- _Prompt_
Go through the records and report each line in which the word "formazione" occurs.
*** Opening of Study material ***
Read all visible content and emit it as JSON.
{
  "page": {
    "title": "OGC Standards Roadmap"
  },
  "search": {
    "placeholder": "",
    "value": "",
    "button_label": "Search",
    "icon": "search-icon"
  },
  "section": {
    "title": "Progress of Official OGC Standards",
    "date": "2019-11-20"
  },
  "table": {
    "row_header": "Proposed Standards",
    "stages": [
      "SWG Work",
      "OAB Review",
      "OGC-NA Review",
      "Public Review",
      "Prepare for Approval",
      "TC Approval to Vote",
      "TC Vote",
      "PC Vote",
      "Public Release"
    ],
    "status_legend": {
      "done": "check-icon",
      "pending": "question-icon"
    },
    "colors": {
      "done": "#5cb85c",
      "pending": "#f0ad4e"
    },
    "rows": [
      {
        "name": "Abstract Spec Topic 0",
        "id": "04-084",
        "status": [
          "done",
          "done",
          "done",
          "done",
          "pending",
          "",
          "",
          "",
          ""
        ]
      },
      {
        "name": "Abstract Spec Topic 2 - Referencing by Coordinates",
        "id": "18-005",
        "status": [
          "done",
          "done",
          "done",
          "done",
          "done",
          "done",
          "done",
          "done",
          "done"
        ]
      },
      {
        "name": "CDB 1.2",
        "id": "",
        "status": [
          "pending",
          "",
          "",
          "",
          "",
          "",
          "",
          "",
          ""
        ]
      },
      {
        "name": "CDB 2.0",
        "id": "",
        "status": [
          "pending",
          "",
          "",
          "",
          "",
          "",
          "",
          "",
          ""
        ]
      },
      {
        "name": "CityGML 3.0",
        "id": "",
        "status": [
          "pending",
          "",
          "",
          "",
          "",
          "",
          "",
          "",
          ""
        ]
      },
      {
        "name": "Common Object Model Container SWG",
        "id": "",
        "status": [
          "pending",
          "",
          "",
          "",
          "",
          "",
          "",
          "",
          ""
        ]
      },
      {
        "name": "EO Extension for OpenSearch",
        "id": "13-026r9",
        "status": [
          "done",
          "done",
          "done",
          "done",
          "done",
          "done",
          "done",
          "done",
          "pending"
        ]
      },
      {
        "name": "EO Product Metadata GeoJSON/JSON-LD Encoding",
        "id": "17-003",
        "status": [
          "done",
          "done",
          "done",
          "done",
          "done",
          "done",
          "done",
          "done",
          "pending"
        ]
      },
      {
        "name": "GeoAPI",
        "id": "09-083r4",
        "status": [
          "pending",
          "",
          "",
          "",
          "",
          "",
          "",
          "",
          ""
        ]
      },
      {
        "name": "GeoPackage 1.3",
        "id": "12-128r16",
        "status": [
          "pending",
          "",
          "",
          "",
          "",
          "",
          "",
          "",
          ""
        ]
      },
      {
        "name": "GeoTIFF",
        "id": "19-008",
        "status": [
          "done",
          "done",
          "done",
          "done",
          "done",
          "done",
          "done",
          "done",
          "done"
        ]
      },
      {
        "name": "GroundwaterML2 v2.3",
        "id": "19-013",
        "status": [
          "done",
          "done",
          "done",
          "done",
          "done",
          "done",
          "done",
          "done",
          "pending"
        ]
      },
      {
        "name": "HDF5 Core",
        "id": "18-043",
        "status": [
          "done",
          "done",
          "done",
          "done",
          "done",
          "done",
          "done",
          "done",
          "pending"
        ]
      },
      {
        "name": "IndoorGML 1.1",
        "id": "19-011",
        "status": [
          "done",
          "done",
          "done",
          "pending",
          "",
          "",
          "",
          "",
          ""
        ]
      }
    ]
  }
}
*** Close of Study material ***
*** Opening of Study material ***
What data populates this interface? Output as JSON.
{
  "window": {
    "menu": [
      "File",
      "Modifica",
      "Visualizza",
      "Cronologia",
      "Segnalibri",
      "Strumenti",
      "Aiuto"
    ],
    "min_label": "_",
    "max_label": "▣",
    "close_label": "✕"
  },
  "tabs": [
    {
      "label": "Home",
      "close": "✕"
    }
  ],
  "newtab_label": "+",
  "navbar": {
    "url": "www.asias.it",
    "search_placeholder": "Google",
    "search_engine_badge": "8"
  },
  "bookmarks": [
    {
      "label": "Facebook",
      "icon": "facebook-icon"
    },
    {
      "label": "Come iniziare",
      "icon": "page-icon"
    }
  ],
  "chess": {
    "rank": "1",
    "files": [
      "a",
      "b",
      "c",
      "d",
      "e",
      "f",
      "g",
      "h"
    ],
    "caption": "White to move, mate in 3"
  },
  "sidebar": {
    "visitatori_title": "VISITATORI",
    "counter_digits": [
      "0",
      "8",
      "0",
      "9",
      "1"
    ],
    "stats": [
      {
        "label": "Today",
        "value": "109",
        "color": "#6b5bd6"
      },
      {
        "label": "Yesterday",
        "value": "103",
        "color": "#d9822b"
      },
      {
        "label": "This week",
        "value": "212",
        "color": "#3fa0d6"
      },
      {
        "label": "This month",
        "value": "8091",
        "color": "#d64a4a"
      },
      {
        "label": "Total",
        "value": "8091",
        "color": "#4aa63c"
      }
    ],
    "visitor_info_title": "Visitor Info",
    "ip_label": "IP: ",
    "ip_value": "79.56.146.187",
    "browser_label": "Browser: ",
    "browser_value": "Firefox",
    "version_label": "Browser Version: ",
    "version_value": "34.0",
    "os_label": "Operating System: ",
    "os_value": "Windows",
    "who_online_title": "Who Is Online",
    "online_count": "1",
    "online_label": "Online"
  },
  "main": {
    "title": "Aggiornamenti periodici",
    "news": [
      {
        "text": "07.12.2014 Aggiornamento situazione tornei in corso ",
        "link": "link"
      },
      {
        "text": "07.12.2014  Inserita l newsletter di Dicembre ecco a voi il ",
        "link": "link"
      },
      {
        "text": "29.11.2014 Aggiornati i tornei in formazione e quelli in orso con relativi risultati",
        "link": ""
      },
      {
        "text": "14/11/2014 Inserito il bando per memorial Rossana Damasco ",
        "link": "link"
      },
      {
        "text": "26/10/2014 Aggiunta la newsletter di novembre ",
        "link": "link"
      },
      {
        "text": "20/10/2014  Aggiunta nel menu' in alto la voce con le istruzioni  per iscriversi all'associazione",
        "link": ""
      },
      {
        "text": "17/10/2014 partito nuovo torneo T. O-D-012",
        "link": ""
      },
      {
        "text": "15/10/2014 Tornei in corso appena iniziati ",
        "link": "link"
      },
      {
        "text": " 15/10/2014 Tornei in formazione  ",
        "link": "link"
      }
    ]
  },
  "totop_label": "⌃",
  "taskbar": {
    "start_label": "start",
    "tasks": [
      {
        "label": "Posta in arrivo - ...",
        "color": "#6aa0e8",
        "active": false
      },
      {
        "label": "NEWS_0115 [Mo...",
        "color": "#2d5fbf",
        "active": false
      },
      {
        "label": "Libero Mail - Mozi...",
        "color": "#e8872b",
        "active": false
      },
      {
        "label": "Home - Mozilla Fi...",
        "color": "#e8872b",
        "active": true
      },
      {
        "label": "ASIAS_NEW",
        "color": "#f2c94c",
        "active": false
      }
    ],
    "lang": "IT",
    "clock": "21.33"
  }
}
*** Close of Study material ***
- _Exercise output_
        "text": "29.11.2014 Aggiornati i tornei in formazione e quelli in orso con relativi risultati",
        "text": " 15/10/2014 Tornei in formazione  ",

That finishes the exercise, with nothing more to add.